It took decades for Japanese whisky to gain acceptance from connoisseurs and be considered on par with the finest offerings from the West. The budding Japanese gin industry, from all evidence, won’t have to wait as long. Created at some of Japan’s famed whisky distilleries, the new gins use a combination of traditional and native Japanese botanicals, creating a style that’s at once familiar and unique.
The Kyoto Distillery has a British gin veteran — former Cotswolds distiller Alex Davies — running the show, but it makes the least traditional gin of the lot. Its inaugural offering, Kyoto Ki No Bi Dry Gin (main picture) uses a base spirit distilled from rice. The botanicals, which include Japanese cypress wood chips, bamboo and gyokuro tea, are separated into six groups that are individually distilled and then blended. It’s a big, fruity gin with citrus and berry notes up front — a great match for tonic or ideal simply on the rocks. The distillery will also be releasing a navy-strength gin (114 proof) as well as a variation prominently featuring tea.
Suntory is Japan’s biggest and best-known whisky producer, whose Yamazaki expressions are among the most sought-after whiskies in the world. Its first-ever gin, Suntory Roku, features six native Japanese botanicals — cherry blossoms, green sencha tea and yuzu among them — alongside juniper and other traditional botanicals. The result is a velvety smooth, buttery gin that’s mellow enough to drink neat, with juniper and citrus notes easing their way onto the palate on the finish. It’s a gin that lives up to the brand’s whiskies.
Nikka is second place to Suntory in terms of size, but it’s been around almost as long (since 1934), and its whiskies are also revered by collectors and connoisseurs. Nikka Coffey Gin is distilled in Nikka’s Coffey (column) stills, which have also produced the brand’s acclaimed Coffey Grain and Coffey Malt whiskies. Its Japanese botanicals include the native citrus fruits amanatsu, shequasar and kabosu. Combined with the traditional botanicals, the citrus makes a tart, refreshing, but surprisingly dry gin that’s ideal in a martini or with a squeeze of lime.

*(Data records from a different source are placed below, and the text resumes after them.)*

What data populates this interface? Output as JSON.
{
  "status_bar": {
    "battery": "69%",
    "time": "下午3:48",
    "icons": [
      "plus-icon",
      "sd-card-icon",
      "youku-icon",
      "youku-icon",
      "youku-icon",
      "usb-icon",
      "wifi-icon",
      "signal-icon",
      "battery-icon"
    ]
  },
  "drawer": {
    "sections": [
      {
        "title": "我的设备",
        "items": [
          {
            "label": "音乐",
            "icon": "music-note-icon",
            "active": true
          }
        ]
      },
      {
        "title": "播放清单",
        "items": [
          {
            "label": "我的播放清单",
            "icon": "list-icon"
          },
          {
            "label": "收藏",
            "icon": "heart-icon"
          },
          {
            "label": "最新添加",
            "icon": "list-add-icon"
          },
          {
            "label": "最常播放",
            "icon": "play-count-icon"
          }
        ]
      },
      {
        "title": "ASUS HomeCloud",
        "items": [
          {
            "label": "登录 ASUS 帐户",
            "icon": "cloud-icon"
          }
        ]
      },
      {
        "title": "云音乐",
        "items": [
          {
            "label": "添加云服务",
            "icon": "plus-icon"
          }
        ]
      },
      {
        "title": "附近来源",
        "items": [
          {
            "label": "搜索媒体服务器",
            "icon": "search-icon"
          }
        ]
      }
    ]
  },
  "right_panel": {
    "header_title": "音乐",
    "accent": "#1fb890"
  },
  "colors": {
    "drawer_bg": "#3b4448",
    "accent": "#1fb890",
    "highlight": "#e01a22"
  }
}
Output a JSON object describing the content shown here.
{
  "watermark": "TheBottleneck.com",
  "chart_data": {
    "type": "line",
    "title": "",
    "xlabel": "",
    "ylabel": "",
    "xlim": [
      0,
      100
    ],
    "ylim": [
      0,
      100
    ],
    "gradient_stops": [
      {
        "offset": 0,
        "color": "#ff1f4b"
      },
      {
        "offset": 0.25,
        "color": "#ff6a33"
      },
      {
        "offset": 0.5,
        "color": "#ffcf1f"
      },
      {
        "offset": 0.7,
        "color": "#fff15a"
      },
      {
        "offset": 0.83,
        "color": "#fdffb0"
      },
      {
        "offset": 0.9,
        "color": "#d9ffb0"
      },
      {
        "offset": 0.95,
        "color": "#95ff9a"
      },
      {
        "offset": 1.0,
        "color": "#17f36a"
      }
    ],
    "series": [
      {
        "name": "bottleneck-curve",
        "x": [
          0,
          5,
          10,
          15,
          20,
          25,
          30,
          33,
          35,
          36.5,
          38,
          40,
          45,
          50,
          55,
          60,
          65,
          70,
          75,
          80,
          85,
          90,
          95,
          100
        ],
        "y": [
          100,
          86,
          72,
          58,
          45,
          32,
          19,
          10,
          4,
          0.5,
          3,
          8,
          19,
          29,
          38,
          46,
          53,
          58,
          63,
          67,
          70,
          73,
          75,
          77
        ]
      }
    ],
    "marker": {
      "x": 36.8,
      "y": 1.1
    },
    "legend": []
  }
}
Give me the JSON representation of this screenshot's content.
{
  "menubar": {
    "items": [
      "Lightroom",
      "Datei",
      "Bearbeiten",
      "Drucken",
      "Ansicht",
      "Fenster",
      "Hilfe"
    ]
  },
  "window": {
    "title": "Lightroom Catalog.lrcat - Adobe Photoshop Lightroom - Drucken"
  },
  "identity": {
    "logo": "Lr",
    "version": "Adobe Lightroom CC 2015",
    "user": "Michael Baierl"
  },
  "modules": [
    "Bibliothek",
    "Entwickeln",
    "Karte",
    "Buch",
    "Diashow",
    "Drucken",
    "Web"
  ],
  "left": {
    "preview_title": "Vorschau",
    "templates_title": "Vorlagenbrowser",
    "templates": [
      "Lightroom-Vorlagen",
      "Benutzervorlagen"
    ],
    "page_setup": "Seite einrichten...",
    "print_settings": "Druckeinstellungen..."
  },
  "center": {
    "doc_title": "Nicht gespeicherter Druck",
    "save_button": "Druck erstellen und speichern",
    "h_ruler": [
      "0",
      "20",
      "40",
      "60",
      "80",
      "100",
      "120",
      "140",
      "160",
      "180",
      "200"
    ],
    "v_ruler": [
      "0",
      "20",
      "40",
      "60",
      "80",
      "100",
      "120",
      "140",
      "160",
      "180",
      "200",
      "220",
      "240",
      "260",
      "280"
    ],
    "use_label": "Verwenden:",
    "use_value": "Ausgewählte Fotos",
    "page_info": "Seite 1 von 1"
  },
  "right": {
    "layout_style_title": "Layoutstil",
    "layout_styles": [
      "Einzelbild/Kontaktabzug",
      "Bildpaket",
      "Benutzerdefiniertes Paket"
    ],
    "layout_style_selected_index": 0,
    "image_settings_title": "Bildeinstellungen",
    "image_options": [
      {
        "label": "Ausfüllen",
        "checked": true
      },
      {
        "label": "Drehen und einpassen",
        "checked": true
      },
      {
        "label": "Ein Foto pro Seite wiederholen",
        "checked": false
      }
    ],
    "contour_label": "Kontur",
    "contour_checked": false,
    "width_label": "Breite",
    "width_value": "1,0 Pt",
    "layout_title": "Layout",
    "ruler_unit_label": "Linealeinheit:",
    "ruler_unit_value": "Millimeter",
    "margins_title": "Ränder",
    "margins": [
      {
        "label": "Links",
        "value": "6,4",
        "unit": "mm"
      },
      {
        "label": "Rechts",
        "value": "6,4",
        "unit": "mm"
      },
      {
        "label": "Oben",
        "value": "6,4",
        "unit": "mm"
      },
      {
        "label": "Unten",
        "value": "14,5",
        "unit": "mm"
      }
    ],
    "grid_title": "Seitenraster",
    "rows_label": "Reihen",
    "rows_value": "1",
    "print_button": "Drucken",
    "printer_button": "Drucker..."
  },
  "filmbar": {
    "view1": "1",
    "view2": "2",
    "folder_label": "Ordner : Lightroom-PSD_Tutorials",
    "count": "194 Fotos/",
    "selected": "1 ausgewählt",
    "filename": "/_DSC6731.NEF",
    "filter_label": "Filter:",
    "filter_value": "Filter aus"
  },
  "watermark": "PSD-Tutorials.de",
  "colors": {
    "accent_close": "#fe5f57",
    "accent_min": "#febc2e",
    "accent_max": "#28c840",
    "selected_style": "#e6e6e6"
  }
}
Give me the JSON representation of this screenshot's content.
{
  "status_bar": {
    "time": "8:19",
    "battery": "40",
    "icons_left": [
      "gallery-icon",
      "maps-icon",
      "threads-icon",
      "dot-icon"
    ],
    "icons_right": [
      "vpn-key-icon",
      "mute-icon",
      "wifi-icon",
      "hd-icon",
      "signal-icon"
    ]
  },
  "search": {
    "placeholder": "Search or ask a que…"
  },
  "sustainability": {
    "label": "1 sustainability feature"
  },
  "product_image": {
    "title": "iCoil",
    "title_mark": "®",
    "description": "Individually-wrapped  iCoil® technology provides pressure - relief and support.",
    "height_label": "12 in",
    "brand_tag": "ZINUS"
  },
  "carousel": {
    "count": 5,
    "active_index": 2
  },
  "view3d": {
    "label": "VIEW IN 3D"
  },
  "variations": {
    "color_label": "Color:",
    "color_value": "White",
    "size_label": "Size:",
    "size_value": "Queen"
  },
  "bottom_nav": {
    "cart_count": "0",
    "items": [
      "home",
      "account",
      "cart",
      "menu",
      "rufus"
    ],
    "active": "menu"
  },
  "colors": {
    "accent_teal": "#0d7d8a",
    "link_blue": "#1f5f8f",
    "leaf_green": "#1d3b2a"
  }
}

The inaugural editions launched last year in Japan and are now making their way worldwide.